THE PROBLEM:
Among the entries that follow, how many lines contain the string "desc"? Answer with that number only.

_____

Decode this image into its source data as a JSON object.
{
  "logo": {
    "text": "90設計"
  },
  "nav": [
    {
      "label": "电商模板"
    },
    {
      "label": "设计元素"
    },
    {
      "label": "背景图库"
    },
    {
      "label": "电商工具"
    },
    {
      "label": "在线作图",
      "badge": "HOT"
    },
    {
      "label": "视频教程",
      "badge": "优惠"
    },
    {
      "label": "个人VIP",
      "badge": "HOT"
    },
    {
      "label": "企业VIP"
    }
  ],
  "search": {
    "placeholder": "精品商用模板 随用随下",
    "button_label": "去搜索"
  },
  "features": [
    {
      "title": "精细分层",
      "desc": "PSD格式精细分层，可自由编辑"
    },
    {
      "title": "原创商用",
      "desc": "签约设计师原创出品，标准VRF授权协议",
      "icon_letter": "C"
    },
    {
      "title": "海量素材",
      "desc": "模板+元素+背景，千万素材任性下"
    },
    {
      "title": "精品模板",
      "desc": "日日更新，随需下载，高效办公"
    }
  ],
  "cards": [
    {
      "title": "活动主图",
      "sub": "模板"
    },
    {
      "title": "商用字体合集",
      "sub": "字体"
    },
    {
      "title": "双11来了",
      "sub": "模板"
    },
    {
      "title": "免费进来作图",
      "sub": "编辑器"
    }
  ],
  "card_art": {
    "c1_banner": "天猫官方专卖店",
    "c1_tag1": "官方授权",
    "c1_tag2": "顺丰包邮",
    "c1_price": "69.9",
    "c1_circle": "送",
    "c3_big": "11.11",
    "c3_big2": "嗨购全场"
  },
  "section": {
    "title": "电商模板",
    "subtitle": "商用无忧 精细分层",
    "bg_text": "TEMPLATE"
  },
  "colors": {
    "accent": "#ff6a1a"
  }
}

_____

RESULT:
4